The warning we got was from Twitter; someone looked at it and screamed, then ran to show our charge nurse. Simultaneously, the reports came out on the EMS and Police band radios; dozens hurt. Trauma CPR in progress. Without hesitation, our charge nurse turned to alert our command center and told us to discharge what patients we could.
Everyone jumped into action doing what they could. I grabbed a wheelchair and rolled a patient being discharged out to their vehicle. It was there, waiting for the patient’s family member to bring their car around, when an ambulance came flying up. It’s lights and sirens were blaring, and it was followed by a handful of personal vehicles with hazard lights flashing.
There’s not much I can say about the rest of what happened. It was a mass casualty incident from a terrorist attack. We’re healthcare professionals. We did what we do best in the ER- work together to save lives.
We were able to come up for air as the evening was about to draw to a close. Our hospital staff held our shift over to talk to a pair of clergy and grief counselors, something none of us objected to. I know a lot of you won’t get how stunning that is, but we’re talking about ER Nurses, who are so maniacally stoic they’d rather burn themselves out than ever appear weak or ask for help. And we needed it.
I hope my brothers and sisters at the other ER in Charlottesville got that as well, along with everyone who needed it. The victims and their families, Heather’s in particular, as well as the families of the state troopers killed because they had to be in the air to keep us safe from Nazis. The ICU folks at UVA who moved heaven and earth to make sure the STBICU and ER had the resources they needed. The Fire and EMS crews that were on scene and kept this tragedy from being worse- and again, I can’t go into specifics, but it could have easily been worse if not for the aggressive and incredibly well-trained actions of the on scene medical crews.
Every single one of those folks in that entire chain are heroes, because it takes that many people to effectively manage these sorts-of situations. We don’t do it alone. I can speak to that personally, because while my role was important yesterday, it ultimately could’ve been done by any number of other well-trained ER Nurses. At our ER, it was our charge nurse who was the real hero. She didn’t flinch or demur at any point. Without her to organize, direct, and lead, we would’ve been sunk beneath the weight of the situation.
In the debriefing session, though her tone was stoic, she told us all that she’d go home and cry now; that she wasn’t sure how long it’d take for the images and thought of what had happened in the city she was born in, in the community she’d grown up in, to fade. That this would follow her around for the rest of her life now, not just from the scar it would leave on our community’s psyche, but because it was her fifth wedding anniversary, which she’d spent in the ER managing the worst medical crisis of her career.
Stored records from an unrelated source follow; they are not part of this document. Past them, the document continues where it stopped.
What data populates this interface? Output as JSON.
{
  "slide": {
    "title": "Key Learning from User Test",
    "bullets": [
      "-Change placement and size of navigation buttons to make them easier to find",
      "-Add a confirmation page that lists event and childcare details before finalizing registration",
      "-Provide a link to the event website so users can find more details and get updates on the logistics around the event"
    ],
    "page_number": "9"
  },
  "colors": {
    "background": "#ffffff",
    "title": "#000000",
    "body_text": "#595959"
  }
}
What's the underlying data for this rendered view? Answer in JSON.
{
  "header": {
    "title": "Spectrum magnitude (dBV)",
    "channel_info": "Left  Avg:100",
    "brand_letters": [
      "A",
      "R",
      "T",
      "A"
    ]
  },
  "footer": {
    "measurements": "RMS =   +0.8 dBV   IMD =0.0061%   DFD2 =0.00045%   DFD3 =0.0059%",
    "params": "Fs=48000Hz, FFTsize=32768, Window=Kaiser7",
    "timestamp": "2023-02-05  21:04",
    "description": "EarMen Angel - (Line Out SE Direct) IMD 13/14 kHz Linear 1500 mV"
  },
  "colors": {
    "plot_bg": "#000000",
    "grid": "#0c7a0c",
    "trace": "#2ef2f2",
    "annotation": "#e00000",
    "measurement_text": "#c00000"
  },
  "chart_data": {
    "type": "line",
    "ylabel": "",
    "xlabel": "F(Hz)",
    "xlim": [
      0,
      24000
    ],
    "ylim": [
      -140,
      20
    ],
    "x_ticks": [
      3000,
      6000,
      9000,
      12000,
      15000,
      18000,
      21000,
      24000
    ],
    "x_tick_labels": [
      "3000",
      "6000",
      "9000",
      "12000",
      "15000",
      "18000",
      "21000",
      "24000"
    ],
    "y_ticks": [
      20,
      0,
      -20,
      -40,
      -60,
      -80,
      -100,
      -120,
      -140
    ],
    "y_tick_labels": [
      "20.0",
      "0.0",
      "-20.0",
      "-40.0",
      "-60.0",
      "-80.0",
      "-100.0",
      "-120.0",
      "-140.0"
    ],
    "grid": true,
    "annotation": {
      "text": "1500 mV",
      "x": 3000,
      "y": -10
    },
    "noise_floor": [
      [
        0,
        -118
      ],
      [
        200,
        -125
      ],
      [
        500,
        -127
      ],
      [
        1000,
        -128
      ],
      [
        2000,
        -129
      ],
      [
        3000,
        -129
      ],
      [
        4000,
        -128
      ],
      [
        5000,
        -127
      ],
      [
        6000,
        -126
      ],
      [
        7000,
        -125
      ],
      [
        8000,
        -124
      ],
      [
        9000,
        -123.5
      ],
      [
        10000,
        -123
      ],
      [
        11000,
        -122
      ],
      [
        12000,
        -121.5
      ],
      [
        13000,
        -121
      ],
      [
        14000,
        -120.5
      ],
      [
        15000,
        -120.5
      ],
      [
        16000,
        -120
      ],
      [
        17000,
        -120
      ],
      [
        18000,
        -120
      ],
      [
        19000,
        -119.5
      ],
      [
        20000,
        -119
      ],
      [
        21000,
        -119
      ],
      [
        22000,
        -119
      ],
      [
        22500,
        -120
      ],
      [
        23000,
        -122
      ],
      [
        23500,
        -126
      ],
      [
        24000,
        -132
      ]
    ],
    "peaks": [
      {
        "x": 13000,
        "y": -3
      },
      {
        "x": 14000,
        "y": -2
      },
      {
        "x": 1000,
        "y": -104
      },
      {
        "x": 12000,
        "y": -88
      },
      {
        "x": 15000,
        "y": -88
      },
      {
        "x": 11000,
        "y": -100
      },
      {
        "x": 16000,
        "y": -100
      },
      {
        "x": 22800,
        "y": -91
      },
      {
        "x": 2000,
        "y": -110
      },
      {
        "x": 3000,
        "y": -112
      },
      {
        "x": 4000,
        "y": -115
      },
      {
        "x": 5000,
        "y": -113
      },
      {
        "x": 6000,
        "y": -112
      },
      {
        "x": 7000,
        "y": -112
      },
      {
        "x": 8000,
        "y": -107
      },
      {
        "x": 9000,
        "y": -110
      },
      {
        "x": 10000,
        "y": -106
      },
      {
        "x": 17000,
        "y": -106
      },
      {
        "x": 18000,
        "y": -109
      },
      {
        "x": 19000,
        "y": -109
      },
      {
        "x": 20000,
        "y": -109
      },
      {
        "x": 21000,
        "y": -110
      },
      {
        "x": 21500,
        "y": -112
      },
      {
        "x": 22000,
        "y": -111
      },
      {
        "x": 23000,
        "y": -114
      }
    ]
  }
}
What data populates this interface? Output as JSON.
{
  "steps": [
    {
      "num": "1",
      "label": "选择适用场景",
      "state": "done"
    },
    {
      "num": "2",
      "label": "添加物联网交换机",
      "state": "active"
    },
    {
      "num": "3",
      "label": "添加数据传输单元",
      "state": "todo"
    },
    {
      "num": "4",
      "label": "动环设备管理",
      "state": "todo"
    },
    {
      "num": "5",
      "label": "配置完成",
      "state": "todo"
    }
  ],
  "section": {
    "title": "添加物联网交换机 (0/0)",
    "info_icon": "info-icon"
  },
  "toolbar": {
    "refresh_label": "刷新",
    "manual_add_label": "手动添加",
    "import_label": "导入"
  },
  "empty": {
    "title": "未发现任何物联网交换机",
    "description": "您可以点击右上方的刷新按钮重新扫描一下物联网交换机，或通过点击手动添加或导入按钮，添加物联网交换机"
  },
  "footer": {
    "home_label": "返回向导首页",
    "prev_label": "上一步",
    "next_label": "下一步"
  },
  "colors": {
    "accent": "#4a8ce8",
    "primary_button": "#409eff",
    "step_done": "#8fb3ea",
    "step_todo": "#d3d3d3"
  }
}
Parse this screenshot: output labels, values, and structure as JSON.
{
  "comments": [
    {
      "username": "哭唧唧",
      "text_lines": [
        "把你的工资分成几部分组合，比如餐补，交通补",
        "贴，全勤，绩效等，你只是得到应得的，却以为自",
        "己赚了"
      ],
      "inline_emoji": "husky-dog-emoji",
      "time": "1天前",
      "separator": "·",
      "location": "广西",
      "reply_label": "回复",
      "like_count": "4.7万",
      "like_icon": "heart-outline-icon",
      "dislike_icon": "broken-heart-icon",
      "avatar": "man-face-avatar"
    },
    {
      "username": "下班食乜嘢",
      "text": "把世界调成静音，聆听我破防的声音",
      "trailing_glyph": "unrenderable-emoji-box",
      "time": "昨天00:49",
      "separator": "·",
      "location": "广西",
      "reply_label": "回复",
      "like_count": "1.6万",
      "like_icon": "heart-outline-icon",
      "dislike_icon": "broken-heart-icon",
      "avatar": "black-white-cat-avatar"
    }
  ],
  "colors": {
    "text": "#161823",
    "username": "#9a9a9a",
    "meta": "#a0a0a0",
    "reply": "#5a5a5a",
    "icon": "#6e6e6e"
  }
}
And she did. She went home, hugged her boys, and cried to her husband, who felt the tears inside himself but wouldn’t (or couldn’t) let them out. Fell asleep with them curled up beside her. Then she woke up this morning before they even stirred, and went back to work to do it all again. But then again, I should know.
She’s my wife.